— DATA RECORDS —
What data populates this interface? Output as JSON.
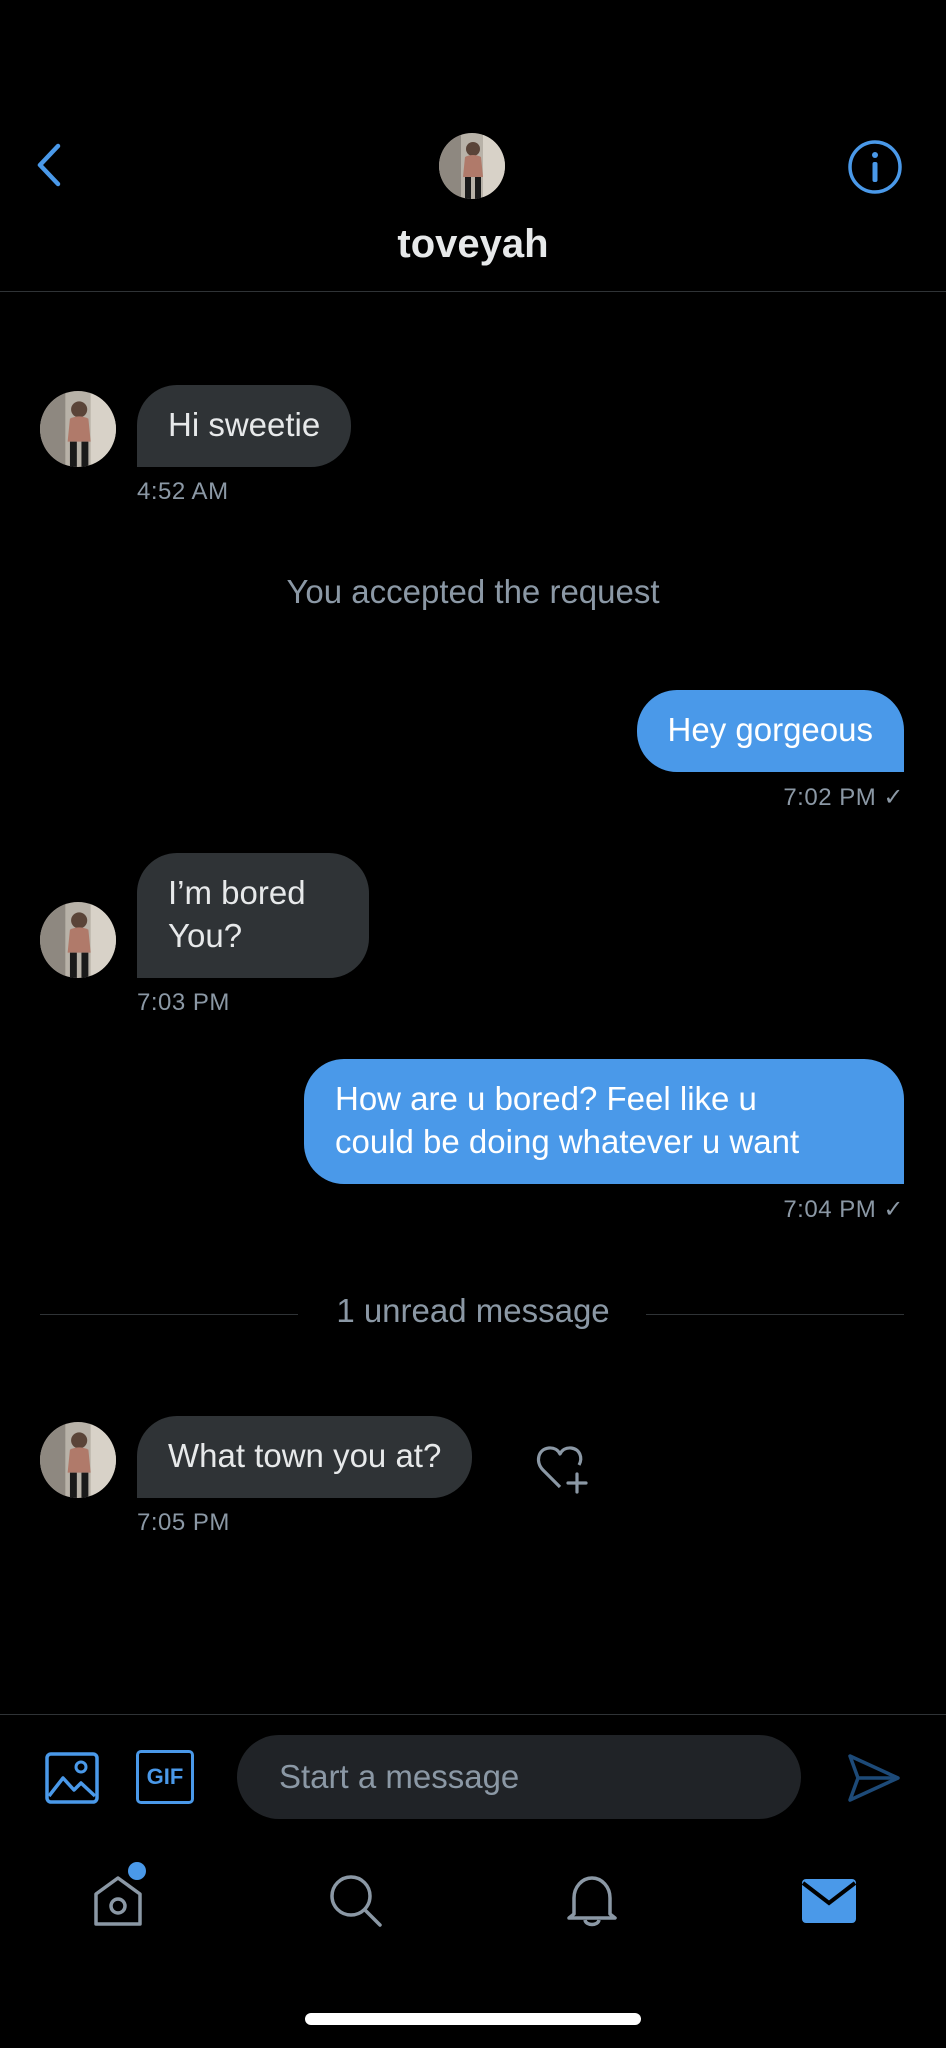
{
  "header": {
    "title": "toveyah",
    "back_icon": "chevron-left-icon",
    "info_icon": "info-icon"
  },
  "messages": [
    {
      "direction": "in",
      "lines": [
        "Hi sweetie"
      ],
      "time": "4:52 AM"
    },
    {
      "direction": "system",
      "text": "You accepted the request"
    },
    {
      "direction": "out",
      "lines": [
        "Hey gorgeous"
      ],
      "time": "7:02 PM"
    },
    {
      "direction": "in",
      "lines": [
        "I’m bored",
        "You?"
      ],
      "time": "7:03 PM"
    },
    {
      "direction": "out",
      "lines": [
        "How are u bored? Feel like u",
        "could be doing whatever u want"
      ],
      "time": "7:04 PM"
    },
    {
      "direction": "divider",
      "text": "1 unread message"
    },
    {
      "direction": "in",
      "lines": [
        "What town you at?"
      ],
      "time": "7:05 PM"
    }
  ],
  "read_check": "✓",
  "composer": {
    "placeholder": "Start a message",
    "gif_label": "GIF",
    "image_icon": "image-icon",
    "send_icon": "send-icon"
  },
  "nav": {
    "items": [
      "home-icon",
      "search-icon",
      "bell-icon",
      "mail-icon"
    ],
    "active": "mail-icon"
  },
  "colors": {
    "accent": "#4a99e9",
    "incoming_bubble": "#2f3336",
    "background": "#000000",
    "muted_text": "#8b98a5"
  }
}
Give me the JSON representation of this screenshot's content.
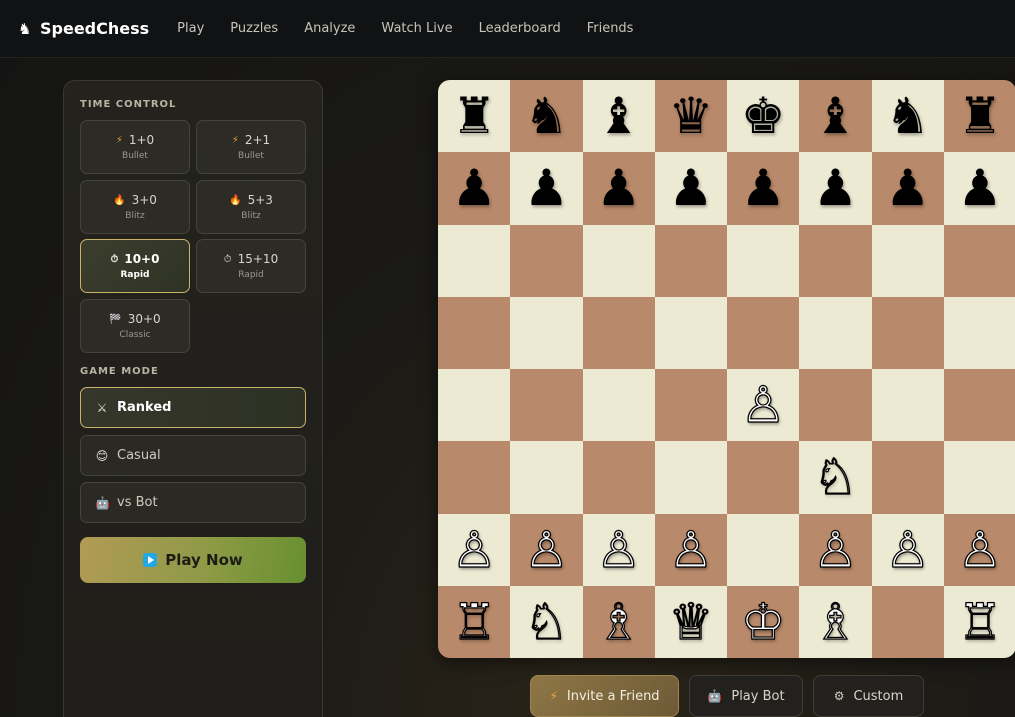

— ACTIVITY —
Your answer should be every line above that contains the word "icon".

— SOLUTION TO THIS EXERCISE —
    "back_icon": "chevron-left-icon",
    "info_icon": "info-icon"
    "image_icon": "image-icon",
    "send_icon": "send-icon"
      "home-icon",
      "search-icon",
      "bell-icon",
      "mail-icon"
    "active": "mail-icon"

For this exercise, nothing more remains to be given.